- _Problem_
Setting aside any pictures, reproduce the data exactly.

====== Records to use ======

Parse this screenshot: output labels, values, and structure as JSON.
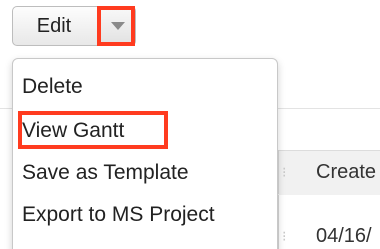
{
  "action_button": {
    "label": "Edit",
    "caret_icon": "chevron-down-icon",
    "highlight_color": "#ff3b1f"
  },
  "menu": {
    "items": [
      {
        "label": "Delete"
      },
      {
        "label": "View Gantt",
        "highlighted": true
      },
      {
        "label": "Save as Template"
      },
      {
        "label": "Export to MS Project"
      }
    ]
  },
  "background_table": {
    "header_text": "Create",
    "row_text": "04/16/"
  }
}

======

- _Task result_
Parse this screenshot: output labels, values, and structure as JSON.
{
  "action_button": {
    "label": "Edit",
    "caret_icon": "chevron-down-icon",
    "highlight_color": "#ff3b1f"
  },
  "menu": {
    "items": [
      {
        "label": "Delete"
      },
      {
        "label": "View Gantt",
        "highlighted": true
      },
      {
        "label": "Save as Template"
      },
      {
        "label": "Export to MS Project"
      }
    ]
  },
  "background_table": {
    "header_text": "Create",
    "row_text": "04/16/"
  }
}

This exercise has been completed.